Saved data entries:
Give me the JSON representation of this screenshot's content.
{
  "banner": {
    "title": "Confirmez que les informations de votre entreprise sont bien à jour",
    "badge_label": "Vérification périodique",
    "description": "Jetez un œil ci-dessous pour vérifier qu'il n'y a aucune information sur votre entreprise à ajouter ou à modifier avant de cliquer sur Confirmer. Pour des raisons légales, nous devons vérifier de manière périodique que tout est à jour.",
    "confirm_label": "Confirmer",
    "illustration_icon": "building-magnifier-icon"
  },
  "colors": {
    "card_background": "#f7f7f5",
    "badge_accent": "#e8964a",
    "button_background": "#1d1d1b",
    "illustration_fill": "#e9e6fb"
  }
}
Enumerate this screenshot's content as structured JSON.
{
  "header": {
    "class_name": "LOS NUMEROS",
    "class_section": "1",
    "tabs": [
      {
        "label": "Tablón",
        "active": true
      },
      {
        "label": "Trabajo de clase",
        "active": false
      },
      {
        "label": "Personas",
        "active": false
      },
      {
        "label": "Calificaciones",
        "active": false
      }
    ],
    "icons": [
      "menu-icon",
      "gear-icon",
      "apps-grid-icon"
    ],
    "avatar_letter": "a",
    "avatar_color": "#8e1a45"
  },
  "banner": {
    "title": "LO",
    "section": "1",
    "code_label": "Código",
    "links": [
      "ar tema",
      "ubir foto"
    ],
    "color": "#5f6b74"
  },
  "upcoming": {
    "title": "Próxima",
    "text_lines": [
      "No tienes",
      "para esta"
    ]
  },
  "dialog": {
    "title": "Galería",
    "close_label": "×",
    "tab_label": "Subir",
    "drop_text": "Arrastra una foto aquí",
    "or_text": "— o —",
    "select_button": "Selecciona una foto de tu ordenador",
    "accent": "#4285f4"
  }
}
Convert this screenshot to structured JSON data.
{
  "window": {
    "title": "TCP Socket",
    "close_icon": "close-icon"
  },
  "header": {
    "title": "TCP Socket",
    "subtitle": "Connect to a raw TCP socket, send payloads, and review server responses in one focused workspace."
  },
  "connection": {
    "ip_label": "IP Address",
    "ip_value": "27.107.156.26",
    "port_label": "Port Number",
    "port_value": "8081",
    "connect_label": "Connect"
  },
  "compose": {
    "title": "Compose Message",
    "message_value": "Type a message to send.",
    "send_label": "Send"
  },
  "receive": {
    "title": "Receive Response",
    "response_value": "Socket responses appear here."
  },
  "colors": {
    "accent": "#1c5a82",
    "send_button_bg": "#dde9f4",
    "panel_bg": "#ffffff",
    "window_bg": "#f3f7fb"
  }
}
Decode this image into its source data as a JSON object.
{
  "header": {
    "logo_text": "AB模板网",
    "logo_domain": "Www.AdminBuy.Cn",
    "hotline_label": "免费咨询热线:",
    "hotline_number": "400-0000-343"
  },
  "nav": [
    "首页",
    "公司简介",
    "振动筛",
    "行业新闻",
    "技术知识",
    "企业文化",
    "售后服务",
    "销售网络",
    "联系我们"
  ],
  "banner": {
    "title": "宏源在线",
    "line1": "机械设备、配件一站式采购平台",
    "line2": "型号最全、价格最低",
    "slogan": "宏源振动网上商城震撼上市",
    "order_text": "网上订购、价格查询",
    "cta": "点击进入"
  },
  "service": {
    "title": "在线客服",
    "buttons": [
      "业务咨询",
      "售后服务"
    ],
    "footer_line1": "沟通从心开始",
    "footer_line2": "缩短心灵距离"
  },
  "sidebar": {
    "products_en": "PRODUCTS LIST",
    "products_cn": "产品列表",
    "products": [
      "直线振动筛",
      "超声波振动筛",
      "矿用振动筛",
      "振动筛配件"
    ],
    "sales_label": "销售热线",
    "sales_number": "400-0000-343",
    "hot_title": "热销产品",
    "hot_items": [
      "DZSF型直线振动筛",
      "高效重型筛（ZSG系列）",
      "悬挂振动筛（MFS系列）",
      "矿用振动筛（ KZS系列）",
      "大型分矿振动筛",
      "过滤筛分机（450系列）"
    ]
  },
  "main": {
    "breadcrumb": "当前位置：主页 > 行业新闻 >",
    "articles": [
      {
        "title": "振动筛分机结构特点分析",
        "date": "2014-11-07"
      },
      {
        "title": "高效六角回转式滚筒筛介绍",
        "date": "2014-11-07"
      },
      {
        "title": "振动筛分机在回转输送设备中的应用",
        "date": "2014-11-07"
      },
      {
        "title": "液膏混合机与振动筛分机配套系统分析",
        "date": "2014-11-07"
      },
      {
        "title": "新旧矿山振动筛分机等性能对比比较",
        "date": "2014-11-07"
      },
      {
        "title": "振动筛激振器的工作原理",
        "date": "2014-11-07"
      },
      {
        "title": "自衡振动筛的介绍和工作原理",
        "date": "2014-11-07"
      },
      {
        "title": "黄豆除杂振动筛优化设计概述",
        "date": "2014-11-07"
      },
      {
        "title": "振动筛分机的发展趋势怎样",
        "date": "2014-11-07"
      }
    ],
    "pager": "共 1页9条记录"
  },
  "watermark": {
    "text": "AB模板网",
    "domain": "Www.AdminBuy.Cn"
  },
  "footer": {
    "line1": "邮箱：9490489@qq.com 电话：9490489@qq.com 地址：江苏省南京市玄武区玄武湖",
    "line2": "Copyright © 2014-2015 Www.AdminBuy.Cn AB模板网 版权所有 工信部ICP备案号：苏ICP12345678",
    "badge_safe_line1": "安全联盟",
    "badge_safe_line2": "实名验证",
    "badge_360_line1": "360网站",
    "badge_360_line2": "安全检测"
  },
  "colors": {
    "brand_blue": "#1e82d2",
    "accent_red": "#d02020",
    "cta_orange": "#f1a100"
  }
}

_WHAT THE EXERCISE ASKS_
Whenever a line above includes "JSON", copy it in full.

_OUTPUT OF THE EXERCISE_
Give me the JSON representation of this screenshot's content.
Enumerate this screenshot's content as structured JSON.
Convert this screenshot to structured JSON data.
Decode this image into its source data as a JSON object.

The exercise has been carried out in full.